=== Begin Enclosure ===

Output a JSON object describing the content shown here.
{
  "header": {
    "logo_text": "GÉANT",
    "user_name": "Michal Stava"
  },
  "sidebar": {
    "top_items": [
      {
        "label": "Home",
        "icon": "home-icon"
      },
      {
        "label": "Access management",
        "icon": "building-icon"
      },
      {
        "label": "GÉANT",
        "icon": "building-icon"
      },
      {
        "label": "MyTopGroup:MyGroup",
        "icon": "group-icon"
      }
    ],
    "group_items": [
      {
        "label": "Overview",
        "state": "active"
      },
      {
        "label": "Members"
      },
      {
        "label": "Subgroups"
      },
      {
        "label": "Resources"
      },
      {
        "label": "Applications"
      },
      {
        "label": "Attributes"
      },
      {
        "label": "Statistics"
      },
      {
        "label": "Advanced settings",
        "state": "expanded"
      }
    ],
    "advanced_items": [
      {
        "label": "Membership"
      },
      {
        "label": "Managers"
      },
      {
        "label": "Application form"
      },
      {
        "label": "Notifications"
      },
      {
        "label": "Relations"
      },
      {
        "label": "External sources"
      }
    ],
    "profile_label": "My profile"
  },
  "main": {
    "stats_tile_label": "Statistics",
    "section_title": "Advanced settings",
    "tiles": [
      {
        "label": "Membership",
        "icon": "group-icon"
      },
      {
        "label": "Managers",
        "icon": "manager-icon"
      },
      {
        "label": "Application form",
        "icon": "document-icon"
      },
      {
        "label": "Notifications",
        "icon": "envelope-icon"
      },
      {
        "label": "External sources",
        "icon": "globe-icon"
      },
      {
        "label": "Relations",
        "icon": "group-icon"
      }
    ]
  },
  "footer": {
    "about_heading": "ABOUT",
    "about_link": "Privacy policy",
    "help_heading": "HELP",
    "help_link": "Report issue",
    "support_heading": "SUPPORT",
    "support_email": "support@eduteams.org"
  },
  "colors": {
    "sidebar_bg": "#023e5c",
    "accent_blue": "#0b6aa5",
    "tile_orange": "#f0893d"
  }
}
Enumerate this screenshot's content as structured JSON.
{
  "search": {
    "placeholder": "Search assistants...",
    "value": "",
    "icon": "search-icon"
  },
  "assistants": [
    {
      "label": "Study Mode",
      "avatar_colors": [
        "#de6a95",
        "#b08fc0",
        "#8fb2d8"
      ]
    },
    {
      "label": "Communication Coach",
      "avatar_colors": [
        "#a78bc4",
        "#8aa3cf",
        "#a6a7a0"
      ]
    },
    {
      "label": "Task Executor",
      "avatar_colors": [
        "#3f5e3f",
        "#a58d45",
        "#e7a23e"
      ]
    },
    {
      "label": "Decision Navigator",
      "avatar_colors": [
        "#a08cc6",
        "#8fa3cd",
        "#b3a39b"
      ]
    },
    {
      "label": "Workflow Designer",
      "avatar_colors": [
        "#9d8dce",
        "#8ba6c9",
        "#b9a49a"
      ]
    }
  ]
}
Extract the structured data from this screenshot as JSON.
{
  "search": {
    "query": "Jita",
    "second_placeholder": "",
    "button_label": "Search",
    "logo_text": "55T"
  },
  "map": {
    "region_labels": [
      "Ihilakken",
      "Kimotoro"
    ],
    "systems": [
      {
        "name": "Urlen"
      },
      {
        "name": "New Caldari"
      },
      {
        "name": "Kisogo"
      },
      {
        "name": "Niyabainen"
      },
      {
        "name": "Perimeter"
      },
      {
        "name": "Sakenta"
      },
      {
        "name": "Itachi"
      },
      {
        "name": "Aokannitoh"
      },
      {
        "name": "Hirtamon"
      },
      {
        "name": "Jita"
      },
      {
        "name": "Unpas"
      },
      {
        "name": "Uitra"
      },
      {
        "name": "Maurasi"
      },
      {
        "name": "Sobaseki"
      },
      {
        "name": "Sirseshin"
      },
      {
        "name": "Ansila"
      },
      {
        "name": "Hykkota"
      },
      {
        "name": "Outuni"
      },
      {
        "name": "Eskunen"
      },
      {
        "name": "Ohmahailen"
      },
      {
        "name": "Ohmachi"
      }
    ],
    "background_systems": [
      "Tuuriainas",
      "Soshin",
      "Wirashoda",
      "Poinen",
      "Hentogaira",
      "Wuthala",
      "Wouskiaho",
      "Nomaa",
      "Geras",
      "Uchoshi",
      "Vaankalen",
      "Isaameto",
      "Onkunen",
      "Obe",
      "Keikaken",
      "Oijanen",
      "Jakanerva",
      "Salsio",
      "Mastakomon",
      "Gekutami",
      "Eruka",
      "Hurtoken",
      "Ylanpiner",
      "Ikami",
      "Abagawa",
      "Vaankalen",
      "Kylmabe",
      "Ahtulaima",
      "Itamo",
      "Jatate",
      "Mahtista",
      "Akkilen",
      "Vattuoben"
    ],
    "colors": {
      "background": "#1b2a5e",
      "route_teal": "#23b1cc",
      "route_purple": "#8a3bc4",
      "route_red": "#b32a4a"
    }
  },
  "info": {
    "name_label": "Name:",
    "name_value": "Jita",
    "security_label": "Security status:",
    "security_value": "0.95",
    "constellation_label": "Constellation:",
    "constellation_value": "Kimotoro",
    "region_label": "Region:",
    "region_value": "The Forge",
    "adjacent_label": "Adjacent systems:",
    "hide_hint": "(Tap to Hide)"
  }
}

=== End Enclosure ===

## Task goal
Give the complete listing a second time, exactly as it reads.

## Written solution
Output a JSON object describing the content shown here.
{
  "header": {
    "logo_text": "GÉANT",
    "user_name": "Michal Stava"
  },
  "sidebar": {
    "top_items": [
      {
        "label": "Home",
        "icon": "home-icon"
      },
      {
        "label": "Access management",
        "icon": "building-icon"
      },
      {
        "label": "GÉANT",
        "icon": "building-icon"
      },
      {
        "label": "MyTopGroup:MyGroup",
        "icon": "group-icon"
      }
    ],
    "group_items": [
      {
        "label": "Overview",
        "state": "active"
      },
      {
        "label": "Members"
      },
      {
        "label": "Subgroups"
      },
      {
        "label": "Resources"
      },
      {
        "label": "Applications"
      },
      {
        "label": "Attributes"
      },
      {
        "label": "Statistics"
      },
      {
        "label": "Advanced settings",
        "state": "expanded"
      }
    ],
    "advanced_items": [
      {
        "label": "Membership"
      },
      {
        "label": "Managers"
      },
      {
        "label": "Application form"
      },
      {
        "label": "Notifications"
      },
      {
        "label": "Relations"
      },
      {
        "label": "External sources"
      }
    ],
    "profile_label": "My profile"
  },
  "main": {
    "stats_tile_label": "Statistics",
    "section_title": "Advanced settings",
    "tiles": [
      {
        "label": "Membership",
        "icon": "group-icon"
      },
      {
        "label": "Managers",
        "icon": "manager-icon"
      },
      {
        "label": "Application form",
        "icon": "document-icon"
      },
      {
        "label": "Notifications",
        "icon": "envelope-icon"
      },
      {
        "label": "External sources",
        "icon": "globe-icon"
      },
      {
        "label": "Relations",
        "icon": "group-icon"
      }
    ]
  },
  "footer": {
    "about_heading": "ABOUT",
    "about_link": "Privacy policy",
    "help_heading": "HELP",
    "help_link": "Report issue",
    "support_heading": "SUPPORT",
    "support_email": "support@eduteams.org"
  },
  "colors": {
    "sidebar_bg": "#023e5c",
    "accent_blue": "#0b6aa5",
    "tile_orange": "#f0893d"
  }
}
Enumerate this screenshot's content as structured JSON.
{
  "search": {
    "placeholder": "Search assistants...",
    "value": "",
    "icon": "search-icon"
  },
  "assistants": [
    {
      "label": "Study Mode",
      "avatar_colors": [
        "#de6a95",
        "#b08fc0",
        "#8fb2d8"
      ]
    },
    {
      "label": "Communication Coach",
      "avatar_colors": [
        "#a78bc4",
        "#8aa3cf",
        "#a6a7a0"
      ]
    },
    {
      "label": "Task Executor",
      "avatar_colors": [
        "#3f5e3f",
        "#a58d45",
        "#e7a23e"
      ]
    },
    {
      "label": "Decision Navigator",
      "avatar_colors": [
        "#a08cc6",
        "#8fa3cd",
        "#b3a39b"
      ]
    },
    {
      "label": "Workflow Designer",
      "avatar_colors": [
        "#9d8dce",
        "#8ba6c9",
        "#b9a49a"
      ]
    }
  ]
}
Extract the structured data from this screenshot as JSON.
{
  "search": {
    "query": "Jita",
    "second_placeholder": "",
    "button_label": "Search",
    "logo_text": "55T"
  },
  "map": {
    "region_labels": [
      "Ihilakken",
      "Kimotoro"
    ],
    "systems": [
      {
        "name": "Urlen"
      },
      {
        "name": "New Caldari"
      },
      {
        "name": "Kisogo"
      },
      {
        "name": "Niyabainen"
      },
      {
        "name": "Perimeter"
      },
      {
        "name": "Sakenta"
      },
      {
        "name": "Itachi"
      },
      {
        "name": "Aokannitoh"
      },
      {
        "name": "Hirtamon"
      },
      {
        "name": "Jita"
      },
      {
        "name": "Unpas"
      },
      {
        "name": "Uitra"
      },
      {
        "name": "Maurasi"
      },
      {
        "name": "Sobaseki"
      },
      {
        "name": "Sirseshin"
      },
      {
        "name": "Ansila"
      },
      {
        "name": "Hykkota"
      },
      {
        "name": "Outuni"
      },
      {
        "name": "Eskunen"
      },
      {
        "name": "Ohmahailen"
      },
      {
        "name": "Ohmachi"
      }
    ],
    "background_systems": [
      "Tuuriainas",
      "Soshin",
      "Wirashoda",
      "Poinen",
      "Hentogaira",
      "Wuthala",
      "Wouskiaho",
      "Nomaa",
      "Geras",
      "Uchoshi",
      "Vaankalen",
      "Isaameto",
      "Onkunen",
      "Obe",
      "Keikaken",
      "Oijanen",
      "Jakanerva",
      "Salsio",
      "Mastakomon",
      "Gekutami",
      "Eruka",
      "Hurtoken",
      "Ylanpiner",
      "Ikami",
      "Abagawa",
      "Vaankalen",
      "Kylmabe",
      "Ahtulaima",
      "Itamo",
      "Jatate",
      "Mahtista",
      "Akkilen",
      "Vattuoben"
    ],
    "colors": {
      "background": "#1b2a5e",
      "route_teal": "#23b1cc",
      "route_purple": "#8a3bc4",
      "route_red": "#b32a4a"
    }
  },
  "info": {
    "name_label": "Name:",
    "name_value": "Jita",
    "security_label": "Security status:",
    "security_value": "0.95",
    "constellation_label": "Constellation:",
    "constellation_value": "Kimotoro",
    "region_label": "Region:",
    "region_value": "The Forge",
    "adjacent_label": "Adjacent systems:",
    "hide_hint": "(Tap to Hide)"
  }
}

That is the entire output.